_Required work:_
Write out each line from the data below that includes the word "tamanho".

Data records for software interfaces:

__________

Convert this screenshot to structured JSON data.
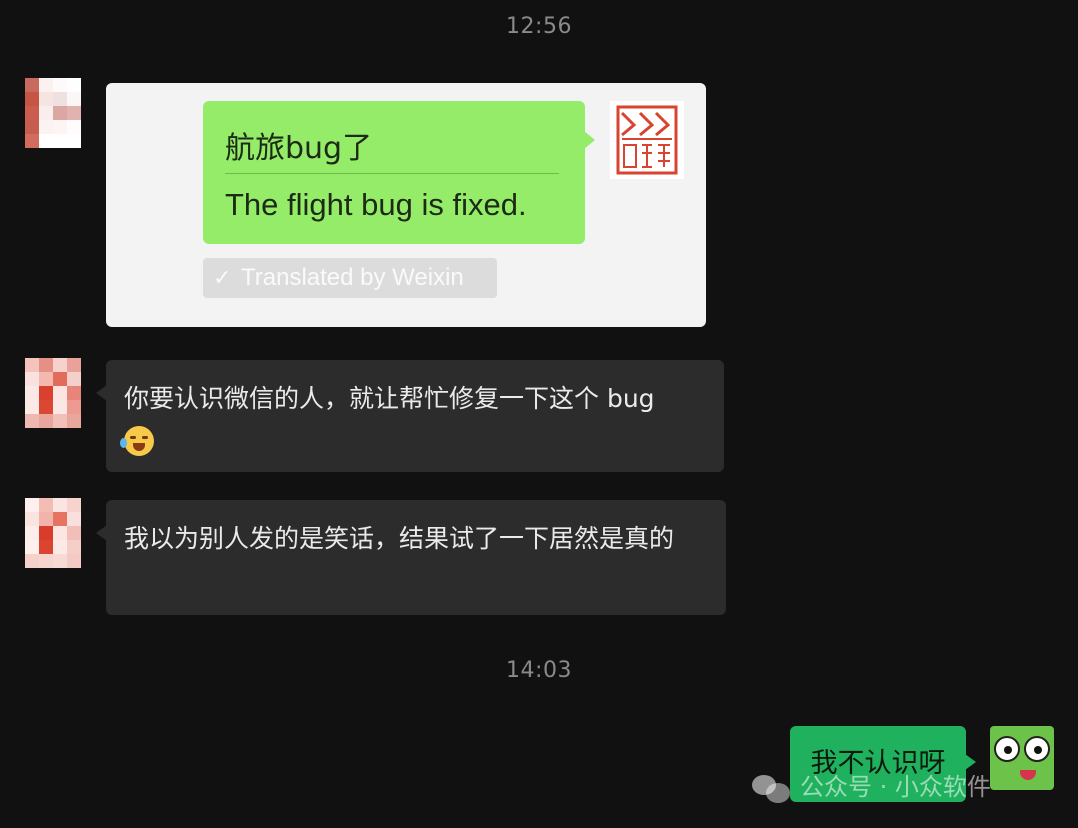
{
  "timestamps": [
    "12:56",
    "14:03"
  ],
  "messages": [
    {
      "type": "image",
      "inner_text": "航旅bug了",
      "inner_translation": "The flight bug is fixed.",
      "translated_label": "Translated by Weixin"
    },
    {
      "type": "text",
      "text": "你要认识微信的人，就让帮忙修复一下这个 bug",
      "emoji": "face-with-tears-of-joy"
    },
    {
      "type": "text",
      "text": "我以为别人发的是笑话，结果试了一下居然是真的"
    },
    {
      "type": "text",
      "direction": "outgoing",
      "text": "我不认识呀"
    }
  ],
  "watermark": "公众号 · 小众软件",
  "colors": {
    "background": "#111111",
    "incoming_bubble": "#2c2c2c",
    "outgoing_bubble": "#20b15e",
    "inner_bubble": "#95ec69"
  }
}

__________

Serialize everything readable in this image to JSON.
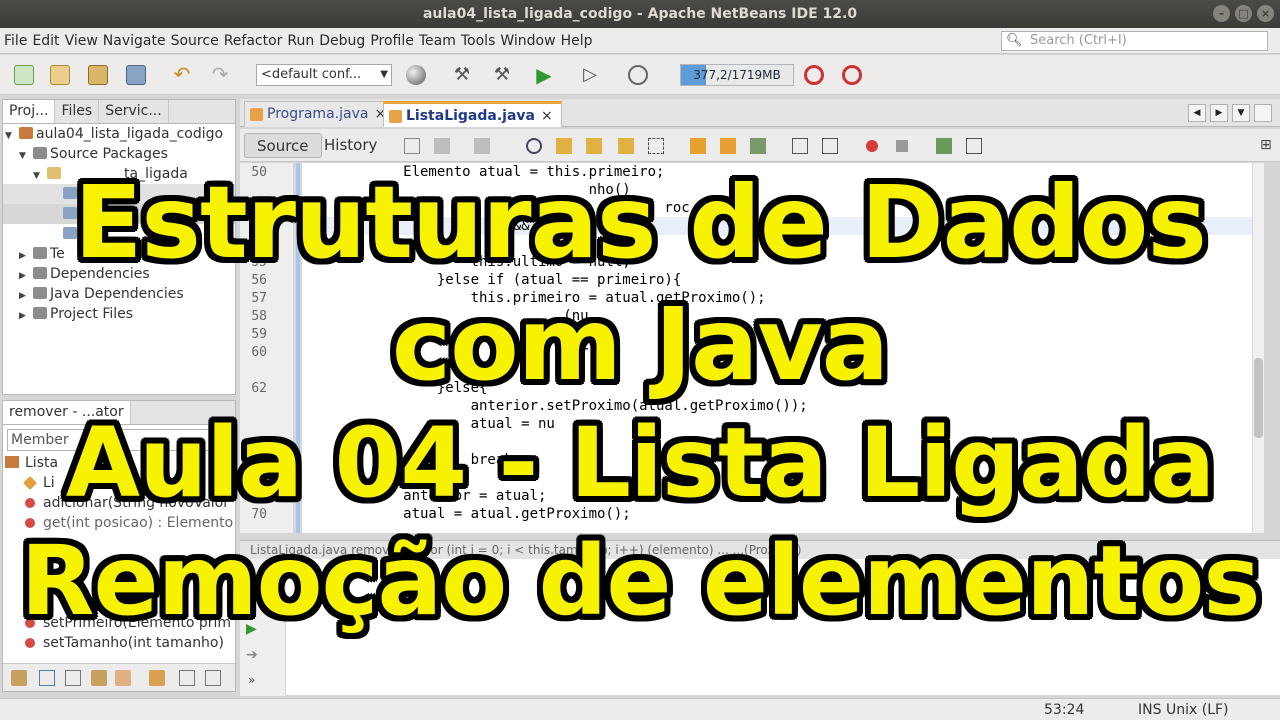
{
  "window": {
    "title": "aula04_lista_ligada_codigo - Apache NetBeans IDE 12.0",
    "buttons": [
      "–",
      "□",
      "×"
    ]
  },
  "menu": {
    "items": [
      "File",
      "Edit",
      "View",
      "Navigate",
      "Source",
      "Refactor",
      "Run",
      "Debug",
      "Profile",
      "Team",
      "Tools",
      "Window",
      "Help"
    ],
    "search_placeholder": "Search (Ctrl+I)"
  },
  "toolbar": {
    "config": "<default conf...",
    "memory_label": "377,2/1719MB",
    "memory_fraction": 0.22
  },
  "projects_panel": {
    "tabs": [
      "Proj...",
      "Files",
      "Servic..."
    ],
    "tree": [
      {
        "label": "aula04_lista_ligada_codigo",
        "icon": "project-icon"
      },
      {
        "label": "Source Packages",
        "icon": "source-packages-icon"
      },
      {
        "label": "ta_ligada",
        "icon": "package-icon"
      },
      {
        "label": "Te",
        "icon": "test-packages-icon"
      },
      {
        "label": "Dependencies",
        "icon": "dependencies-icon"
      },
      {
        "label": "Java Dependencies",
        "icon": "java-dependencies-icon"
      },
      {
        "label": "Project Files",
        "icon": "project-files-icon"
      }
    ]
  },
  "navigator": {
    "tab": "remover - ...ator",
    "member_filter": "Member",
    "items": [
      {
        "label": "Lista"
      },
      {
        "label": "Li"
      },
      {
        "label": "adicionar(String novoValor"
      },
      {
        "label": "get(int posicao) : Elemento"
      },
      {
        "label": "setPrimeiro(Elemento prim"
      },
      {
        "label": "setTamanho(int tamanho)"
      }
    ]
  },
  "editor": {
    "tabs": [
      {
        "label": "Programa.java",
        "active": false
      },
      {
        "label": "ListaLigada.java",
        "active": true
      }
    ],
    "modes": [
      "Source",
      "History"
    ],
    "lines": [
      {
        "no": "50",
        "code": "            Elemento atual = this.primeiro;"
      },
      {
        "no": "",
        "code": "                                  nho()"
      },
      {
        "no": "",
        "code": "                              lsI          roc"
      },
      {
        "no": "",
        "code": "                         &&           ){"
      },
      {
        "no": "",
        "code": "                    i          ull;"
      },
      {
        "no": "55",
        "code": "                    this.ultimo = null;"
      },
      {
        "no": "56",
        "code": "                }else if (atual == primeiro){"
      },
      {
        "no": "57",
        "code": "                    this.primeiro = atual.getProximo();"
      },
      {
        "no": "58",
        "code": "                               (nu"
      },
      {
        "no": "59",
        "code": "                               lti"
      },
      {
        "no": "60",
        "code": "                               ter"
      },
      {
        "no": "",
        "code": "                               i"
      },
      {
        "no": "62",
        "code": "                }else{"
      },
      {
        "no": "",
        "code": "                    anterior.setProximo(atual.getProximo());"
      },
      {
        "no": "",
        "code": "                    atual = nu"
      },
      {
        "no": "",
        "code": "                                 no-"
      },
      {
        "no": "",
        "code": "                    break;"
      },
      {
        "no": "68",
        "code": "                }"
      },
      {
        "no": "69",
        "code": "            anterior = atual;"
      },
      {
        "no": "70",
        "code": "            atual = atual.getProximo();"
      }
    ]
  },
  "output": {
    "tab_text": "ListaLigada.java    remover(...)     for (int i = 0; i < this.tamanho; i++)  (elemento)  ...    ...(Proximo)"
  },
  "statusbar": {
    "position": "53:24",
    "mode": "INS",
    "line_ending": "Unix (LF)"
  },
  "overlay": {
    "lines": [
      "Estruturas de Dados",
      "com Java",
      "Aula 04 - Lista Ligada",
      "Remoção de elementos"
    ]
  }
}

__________

_Final answer:_
        "label": "setTamanho(int tamanho)"
    "tab_text": "ListaLigada.java    remover(...)     for (int i = 0; i < this.tamanho; i++)  (elemento)  ...    ...(Proximo)"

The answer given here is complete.